Summary: Astrosynthesis (AS) is a good product for the basic user, but users who want to use its more advanced functions will be let down by a lack of support.
Review: From what I have seen on the NBOS forums, there are two types of user for AS: Basic users are those who just want software that allows them to make a 3D starmap at the click of a button, and then tweak the results to their liking. Advanced users are those who want to delve more deeply into the scripting and customisation side of the program, or import their own starmaps for their own settings into the program to tweak and develop. The basic users are most likely to just want to use the program a couple of times to generate their setting and then not really need it anymore, whereas the advanced users are more likely to be using the program for lengthier projects and will be making use of the scripting and advanced output settings.
The "Basic users" will find that this program is pretty decent. The 136 page manual is fairly complete and well-written and helpful in this regard, and the creation settings are reasonably customisable. However, once the universe is created then a fair bit of work may be required to tweak it to the user's needs (e.g. the author has a strange definition of "hospitable planet" which amounts to "an environment that won't instantly kill you" rather than a world that is remotely "hospitable" by any normal definition of the word), and some of the astronomical information in the glossary is not accurate. But overall if you are a basic user then you shouldn't have too many issues using the program if you read through the manual. It is likely however that basic users would have to do a fair bit of 'post processing' of the results in a spreadsheet program to get it to really match what they want for their settings.
Advanced users, however, will have a lot of problems in getting AS to do what they want it to do. I consider myself an "advanced user", having used AS3 to make realistic maps of the stars near Sol for my Stellar Mapping page at http://evildrganymede.net/rpgs/stellar-mapping/ , and to attempt to update the Near Star Map in 2300 AD ( http://evildrganymede.net/2012/02/13/stellar-mapping-2300ad-near-star-map/ ). The scripting functionality ("AstroScript") is potentially very powerful and can grant the ability to make custom plugins that let the user find distances between stars, create custom displays (e.g. different route for different empires), change the distance that labels are viewed at depending on world parameters, or even create a new method of world generation. Other more advanced functions are the ability to import stars from csv files, and output 2D star maps. Pretty much everything on my stellar mapping/2300AD pages has been created using the Astrosynthesis' more advanced features.
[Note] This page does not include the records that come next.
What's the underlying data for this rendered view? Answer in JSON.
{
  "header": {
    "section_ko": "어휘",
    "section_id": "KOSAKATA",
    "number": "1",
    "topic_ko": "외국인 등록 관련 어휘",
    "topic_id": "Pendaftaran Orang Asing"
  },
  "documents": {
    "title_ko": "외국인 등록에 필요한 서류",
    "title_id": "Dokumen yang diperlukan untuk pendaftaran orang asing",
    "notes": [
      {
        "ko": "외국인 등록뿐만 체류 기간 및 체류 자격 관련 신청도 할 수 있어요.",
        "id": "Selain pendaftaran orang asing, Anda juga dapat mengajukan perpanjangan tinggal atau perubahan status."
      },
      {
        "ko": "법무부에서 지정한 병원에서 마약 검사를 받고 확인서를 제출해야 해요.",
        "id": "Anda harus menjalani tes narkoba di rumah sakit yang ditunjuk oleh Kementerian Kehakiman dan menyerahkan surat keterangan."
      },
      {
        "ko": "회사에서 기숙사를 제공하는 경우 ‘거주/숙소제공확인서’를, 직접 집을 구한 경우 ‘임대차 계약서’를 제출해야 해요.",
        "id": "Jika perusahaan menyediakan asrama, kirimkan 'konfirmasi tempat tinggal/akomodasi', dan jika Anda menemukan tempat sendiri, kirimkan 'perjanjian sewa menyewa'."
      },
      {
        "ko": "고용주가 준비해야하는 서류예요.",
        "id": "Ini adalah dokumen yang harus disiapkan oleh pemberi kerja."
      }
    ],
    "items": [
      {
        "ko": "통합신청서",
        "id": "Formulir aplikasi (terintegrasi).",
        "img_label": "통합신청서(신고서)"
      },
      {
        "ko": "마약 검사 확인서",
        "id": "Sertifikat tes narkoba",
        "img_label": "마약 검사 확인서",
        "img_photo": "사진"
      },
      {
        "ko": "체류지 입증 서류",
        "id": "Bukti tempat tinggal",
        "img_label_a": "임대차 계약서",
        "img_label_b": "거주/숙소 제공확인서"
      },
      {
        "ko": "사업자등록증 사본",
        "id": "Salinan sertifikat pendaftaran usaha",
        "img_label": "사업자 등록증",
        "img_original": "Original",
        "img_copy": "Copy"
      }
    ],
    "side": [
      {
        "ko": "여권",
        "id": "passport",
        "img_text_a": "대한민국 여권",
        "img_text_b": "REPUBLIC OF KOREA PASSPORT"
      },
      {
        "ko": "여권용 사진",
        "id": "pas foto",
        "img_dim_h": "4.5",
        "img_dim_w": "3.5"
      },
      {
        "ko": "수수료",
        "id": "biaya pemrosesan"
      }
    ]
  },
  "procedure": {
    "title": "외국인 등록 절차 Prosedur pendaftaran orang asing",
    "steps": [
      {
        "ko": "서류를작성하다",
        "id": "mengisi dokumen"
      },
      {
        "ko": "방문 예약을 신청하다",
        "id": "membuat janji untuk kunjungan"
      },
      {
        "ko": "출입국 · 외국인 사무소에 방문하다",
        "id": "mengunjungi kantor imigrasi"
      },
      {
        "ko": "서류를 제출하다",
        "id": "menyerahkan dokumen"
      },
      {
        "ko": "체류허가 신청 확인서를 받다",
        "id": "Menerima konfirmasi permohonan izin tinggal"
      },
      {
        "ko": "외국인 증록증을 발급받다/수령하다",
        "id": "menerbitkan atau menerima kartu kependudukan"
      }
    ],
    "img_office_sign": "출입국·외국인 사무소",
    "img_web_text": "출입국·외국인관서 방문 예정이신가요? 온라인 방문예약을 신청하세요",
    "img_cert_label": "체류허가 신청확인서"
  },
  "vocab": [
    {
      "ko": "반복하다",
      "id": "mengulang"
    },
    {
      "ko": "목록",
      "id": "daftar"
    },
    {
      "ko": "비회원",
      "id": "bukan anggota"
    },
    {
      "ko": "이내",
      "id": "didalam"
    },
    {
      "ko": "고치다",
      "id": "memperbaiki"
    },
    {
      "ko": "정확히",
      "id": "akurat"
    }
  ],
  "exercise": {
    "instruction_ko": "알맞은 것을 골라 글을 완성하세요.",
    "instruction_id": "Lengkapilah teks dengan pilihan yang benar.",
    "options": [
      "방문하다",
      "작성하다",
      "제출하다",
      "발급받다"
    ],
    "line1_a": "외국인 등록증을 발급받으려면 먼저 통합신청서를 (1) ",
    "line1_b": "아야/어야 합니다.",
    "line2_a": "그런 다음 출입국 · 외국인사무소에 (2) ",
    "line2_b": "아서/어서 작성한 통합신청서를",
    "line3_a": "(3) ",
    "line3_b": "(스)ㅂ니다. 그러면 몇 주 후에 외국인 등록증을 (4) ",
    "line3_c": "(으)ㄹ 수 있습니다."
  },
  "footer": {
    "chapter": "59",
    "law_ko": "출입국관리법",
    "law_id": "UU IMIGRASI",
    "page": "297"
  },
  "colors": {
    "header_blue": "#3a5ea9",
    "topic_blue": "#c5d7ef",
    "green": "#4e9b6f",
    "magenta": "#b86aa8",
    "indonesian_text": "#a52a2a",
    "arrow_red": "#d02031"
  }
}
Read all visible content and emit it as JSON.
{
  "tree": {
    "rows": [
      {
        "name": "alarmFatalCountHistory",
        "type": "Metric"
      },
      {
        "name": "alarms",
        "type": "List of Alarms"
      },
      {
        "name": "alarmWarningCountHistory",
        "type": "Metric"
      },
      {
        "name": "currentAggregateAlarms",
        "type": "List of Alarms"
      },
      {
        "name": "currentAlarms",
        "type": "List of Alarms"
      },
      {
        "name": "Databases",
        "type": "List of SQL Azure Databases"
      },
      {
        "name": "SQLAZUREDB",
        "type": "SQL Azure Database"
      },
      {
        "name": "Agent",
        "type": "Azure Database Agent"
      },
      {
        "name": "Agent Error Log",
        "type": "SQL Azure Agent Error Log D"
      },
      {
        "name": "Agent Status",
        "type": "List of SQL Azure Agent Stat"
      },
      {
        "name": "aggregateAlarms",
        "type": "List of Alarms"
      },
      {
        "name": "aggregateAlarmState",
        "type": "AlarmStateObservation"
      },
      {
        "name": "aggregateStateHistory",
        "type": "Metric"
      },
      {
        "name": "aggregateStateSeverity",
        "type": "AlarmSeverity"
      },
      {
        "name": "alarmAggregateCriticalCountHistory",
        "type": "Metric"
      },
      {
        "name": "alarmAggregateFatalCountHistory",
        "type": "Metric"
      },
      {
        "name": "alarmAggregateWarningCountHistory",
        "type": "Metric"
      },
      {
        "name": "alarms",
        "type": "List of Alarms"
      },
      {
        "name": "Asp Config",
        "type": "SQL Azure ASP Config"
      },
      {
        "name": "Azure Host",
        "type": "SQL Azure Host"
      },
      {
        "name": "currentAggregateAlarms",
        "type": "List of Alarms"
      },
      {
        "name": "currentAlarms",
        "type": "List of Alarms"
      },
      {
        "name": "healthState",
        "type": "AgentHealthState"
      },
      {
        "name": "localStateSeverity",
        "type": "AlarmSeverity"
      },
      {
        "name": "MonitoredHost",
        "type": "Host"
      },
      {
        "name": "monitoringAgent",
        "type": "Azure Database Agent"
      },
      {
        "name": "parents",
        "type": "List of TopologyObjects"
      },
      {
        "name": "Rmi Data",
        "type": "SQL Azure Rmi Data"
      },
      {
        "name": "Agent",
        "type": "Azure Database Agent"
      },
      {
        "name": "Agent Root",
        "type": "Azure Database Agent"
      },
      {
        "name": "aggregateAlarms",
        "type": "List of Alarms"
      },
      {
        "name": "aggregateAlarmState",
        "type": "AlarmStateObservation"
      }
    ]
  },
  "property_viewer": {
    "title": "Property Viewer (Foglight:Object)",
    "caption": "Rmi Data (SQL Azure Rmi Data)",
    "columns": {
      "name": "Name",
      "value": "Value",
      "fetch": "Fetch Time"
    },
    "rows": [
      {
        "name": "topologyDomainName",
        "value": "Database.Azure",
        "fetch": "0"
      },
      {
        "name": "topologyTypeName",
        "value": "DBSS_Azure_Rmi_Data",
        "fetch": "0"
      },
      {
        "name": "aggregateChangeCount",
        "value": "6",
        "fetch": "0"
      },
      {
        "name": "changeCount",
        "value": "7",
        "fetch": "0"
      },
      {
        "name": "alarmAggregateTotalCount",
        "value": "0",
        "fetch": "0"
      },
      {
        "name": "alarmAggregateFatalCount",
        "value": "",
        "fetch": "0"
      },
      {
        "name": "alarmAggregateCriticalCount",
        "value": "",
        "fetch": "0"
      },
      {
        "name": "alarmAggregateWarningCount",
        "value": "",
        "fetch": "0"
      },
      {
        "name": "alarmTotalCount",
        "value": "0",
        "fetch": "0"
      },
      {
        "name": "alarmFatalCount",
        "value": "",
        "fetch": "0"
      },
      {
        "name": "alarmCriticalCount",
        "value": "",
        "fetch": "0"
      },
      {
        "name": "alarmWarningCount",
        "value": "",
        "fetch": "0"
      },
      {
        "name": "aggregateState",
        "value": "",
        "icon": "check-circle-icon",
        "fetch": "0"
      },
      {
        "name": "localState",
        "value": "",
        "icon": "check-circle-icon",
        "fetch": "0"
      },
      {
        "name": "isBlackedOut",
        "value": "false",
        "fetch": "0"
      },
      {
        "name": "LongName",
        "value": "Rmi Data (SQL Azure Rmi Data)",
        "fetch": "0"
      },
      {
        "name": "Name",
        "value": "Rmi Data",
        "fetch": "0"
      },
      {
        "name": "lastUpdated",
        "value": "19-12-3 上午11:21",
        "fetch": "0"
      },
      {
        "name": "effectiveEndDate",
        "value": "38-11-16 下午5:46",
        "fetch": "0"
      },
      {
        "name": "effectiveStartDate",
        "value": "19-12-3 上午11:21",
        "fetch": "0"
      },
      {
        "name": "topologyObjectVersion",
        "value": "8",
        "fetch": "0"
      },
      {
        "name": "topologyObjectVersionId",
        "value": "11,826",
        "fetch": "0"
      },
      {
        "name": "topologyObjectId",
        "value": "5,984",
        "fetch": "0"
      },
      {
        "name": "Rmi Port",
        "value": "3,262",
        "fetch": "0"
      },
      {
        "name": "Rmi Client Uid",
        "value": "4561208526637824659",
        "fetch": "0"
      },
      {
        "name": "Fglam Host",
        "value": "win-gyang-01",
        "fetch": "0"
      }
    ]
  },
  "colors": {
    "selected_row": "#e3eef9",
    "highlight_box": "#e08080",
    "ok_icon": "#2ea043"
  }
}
The problem is that there is little to no support available for these more advanced aspects of the program. Astroscript is a variation of VBScript, so if you have some experience with that (or basic programming) then you may be able to figure out how to write a script or plugin to get it to do what you want. However, the API documentation is pretty much useless. It is little more than a bare framework, with most of the terms and functions lacking any explanation or examples beyond what type of variable they are. Additionally, the NBOS forums are pretty useless for support on this matter since the program's author is not interested in explaining how to use functions or in filling in the gaps in the documentation. As such, the user is left to figure out for himself how to use these functions... and more often than not will be unsuccessful. The sad part is that there isn't enough of a userbase on the forums to help out other users either, because the poor API documentation and lack of "official" support drives most advanced users away.
It's unfortunate because Astrosynthesis is a program with a very specific purpose that has the potential to be really useful for those who want to create 3D starmaps - but the lack of support is likely to frustrate those who buy it for that purpose. The market for this program is pretty small, so one would think that NBOS would be interested in supporting the people who pay $35 for AS3 to use the advanced features that are advertised - but that support is not forthcoming (which is very disappointing given the cost of the product). As such, people who are interested in using the more advanced features of the program will currently have to be prepared to face an uphill struggle to get the program to do what they want it to do, and should be prepared for little help (and should be prepared for the possibility that despite their efforts they just won't be able to use the program for their purposes at all).
So is the program useful for advanced users? Yes... but only to an extent. The advanced user is likely to have to lower their expectations of what the program can give them though. Despite the great potential of this program, the lack of support forces me to give this product a low mark (2 stars out of 5) for advanced users. For Basic users I would probably rate this 3 stars out of 5.